You have two poems, a shocking deficit of pocket change, a bad night's journey into day and all of paternal New Yorkwith its unrelenting absurdities and primordial pool of transparent opportunitieswaiting, with bated breath, for your verse. Just waiting. And you're ripe for the picking. And you're Calvin Wizzig. And maybe fascinating women with intimidating pillow-lips will notice you if you give them one of your poems. Or if you buy them milk. Or if you marry them. Or, maybe you'll just end up with a ball-point pen. THE LAST ROMANTIC is what happens when artists with vision draw upon something personal and true, and make the film themselves. That is to say, something this unique couldn't have arisen from an adaptation, remake or star- studded Hollywood formula.
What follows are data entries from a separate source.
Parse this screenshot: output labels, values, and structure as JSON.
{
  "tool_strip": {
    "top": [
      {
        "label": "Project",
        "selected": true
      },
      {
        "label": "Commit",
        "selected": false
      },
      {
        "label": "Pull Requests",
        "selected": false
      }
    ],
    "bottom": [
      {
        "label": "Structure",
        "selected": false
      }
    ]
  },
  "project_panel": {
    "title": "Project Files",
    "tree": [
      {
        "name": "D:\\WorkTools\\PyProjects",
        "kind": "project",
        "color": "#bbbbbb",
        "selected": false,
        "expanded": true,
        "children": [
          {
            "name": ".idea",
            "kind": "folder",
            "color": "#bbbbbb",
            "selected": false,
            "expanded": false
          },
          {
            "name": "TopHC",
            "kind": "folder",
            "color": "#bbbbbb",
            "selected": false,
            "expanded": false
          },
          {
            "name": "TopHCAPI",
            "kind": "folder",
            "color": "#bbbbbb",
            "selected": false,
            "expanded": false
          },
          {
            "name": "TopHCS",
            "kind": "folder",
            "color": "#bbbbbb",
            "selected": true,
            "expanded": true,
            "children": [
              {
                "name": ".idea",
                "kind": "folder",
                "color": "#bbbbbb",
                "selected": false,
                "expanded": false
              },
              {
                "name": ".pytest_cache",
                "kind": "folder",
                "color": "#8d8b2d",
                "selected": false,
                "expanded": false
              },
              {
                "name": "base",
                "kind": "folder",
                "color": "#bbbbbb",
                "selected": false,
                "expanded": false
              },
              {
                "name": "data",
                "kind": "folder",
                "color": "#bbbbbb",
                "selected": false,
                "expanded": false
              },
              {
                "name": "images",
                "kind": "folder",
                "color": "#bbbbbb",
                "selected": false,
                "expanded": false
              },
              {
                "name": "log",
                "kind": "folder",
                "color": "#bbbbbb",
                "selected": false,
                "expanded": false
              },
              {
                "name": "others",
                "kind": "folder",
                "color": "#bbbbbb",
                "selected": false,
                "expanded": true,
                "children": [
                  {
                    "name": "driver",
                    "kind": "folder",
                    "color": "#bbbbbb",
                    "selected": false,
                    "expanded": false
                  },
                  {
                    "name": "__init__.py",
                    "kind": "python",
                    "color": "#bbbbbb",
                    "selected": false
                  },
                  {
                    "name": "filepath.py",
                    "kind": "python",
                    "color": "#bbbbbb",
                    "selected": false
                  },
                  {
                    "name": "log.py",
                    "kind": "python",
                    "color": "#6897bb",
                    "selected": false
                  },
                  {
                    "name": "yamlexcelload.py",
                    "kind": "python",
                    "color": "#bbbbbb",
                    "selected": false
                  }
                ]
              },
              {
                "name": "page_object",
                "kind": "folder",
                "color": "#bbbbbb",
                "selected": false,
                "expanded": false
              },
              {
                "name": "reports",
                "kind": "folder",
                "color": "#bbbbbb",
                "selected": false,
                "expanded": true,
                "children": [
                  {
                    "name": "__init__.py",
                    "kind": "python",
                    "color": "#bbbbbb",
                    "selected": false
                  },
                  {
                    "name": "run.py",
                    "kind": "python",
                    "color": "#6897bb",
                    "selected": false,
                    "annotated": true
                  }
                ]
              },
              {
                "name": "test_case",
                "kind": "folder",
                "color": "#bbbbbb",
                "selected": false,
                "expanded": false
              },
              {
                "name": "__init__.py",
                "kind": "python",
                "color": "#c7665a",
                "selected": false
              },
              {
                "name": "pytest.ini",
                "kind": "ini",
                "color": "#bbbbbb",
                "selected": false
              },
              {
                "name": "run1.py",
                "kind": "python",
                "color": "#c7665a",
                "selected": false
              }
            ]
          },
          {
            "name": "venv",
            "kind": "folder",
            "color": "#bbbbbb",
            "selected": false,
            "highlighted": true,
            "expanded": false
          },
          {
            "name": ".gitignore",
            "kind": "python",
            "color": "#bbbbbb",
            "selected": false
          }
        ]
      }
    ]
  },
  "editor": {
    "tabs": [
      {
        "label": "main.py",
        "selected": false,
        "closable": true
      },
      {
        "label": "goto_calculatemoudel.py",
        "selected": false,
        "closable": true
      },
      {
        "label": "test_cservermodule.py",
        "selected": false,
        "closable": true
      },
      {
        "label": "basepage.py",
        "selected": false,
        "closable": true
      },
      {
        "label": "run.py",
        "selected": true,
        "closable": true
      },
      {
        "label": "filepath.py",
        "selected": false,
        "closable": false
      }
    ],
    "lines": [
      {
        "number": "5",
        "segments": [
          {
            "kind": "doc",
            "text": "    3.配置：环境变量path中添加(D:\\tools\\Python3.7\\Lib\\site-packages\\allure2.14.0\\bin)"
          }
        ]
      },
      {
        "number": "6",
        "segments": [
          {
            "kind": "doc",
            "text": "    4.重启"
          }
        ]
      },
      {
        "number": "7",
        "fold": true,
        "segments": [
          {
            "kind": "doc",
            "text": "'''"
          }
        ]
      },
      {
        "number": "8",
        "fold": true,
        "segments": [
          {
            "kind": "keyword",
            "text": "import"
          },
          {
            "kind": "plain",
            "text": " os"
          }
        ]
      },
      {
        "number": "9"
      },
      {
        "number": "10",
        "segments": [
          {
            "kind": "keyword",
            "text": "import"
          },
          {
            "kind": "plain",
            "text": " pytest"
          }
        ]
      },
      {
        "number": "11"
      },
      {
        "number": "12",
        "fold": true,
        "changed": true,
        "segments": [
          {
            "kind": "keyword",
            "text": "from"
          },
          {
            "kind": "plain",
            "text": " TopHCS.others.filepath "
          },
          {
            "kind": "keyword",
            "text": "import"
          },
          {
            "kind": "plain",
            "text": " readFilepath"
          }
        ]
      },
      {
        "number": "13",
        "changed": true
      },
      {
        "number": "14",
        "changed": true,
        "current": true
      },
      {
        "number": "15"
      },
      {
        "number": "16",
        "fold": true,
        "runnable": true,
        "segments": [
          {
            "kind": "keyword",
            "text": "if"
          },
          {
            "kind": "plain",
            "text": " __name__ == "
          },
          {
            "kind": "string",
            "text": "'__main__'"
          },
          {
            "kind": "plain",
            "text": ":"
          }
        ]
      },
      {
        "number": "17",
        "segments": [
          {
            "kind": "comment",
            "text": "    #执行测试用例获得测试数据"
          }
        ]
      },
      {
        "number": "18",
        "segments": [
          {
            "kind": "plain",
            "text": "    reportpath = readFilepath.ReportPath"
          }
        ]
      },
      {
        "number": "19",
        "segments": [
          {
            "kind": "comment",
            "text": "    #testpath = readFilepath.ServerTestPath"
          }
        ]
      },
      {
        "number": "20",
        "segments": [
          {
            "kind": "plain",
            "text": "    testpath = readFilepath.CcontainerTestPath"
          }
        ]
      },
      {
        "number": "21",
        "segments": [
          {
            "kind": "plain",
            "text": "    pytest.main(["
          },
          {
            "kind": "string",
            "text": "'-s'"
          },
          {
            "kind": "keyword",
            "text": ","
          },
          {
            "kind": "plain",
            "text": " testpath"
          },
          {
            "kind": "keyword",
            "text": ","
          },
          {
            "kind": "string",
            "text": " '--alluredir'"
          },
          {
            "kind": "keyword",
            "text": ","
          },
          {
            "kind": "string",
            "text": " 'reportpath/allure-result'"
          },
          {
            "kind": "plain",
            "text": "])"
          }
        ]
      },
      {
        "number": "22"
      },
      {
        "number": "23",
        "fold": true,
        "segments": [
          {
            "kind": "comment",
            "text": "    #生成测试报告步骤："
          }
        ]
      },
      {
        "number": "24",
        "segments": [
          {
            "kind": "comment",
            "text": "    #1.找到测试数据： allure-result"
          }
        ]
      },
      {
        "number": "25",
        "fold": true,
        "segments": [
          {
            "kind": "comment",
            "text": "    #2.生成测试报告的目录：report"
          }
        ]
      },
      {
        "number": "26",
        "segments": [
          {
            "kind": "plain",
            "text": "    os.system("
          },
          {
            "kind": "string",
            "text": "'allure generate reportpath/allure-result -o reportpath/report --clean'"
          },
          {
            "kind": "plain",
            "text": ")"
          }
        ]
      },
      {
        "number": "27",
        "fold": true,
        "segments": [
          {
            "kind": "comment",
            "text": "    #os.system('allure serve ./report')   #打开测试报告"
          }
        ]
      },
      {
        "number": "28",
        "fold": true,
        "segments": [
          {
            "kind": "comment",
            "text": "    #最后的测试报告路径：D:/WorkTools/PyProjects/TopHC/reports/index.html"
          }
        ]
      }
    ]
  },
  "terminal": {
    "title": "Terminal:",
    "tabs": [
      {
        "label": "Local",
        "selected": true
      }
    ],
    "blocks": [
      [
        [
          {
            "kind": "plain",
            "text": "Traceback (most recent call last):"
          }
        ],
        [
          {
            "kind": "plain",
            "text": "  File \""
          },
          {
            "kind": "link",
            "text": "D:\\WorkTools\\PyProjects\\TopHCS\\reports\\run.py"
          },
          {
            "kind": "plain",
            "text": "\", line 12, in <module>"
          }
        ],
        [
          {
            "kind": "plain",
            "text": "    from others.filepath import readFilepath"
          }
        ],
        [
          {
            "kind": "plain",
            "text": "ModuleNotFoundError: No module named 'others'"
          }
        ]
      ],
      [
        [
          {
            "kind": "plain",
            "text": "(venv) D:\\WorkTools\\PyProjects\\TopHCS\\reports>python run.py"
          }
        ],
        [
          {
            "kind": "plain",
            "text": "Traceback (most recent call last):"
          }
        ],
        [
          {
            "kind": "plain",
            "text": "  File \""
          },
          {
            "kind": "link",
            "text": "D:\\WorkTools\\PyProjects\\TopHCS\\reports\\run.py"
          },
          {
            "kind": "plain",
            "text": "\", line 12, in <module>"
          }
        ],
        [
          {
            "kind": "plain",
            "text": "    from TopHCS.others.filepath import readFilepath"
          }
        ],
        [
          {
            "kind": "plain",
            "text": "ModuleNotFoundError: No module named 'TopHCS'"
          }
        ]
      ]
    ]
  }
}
This rare variety of cinema embraces stories that defy expectations with layered, complex characters and a signature visual style, the aesthetics of which stay with you long after having left the theater. And Adam Nee's portrayal of Calvin Wizzig reminds us of why we go to films in the first place; to feel something. The audience is not led by the hand or told how to feel. The characters here aren't easily placed into clean stereotypes. Their dilemmas, hopes, feelings and actions never allow us to categorize or judge them. Similarly, I find it difficult to classify the film itself for the same reasonsits comedies and tragedies run together, allowing it to become believable and carry with it an honesty that is, frankly, irresistible. This is merely the beginning for the Brothers Nee.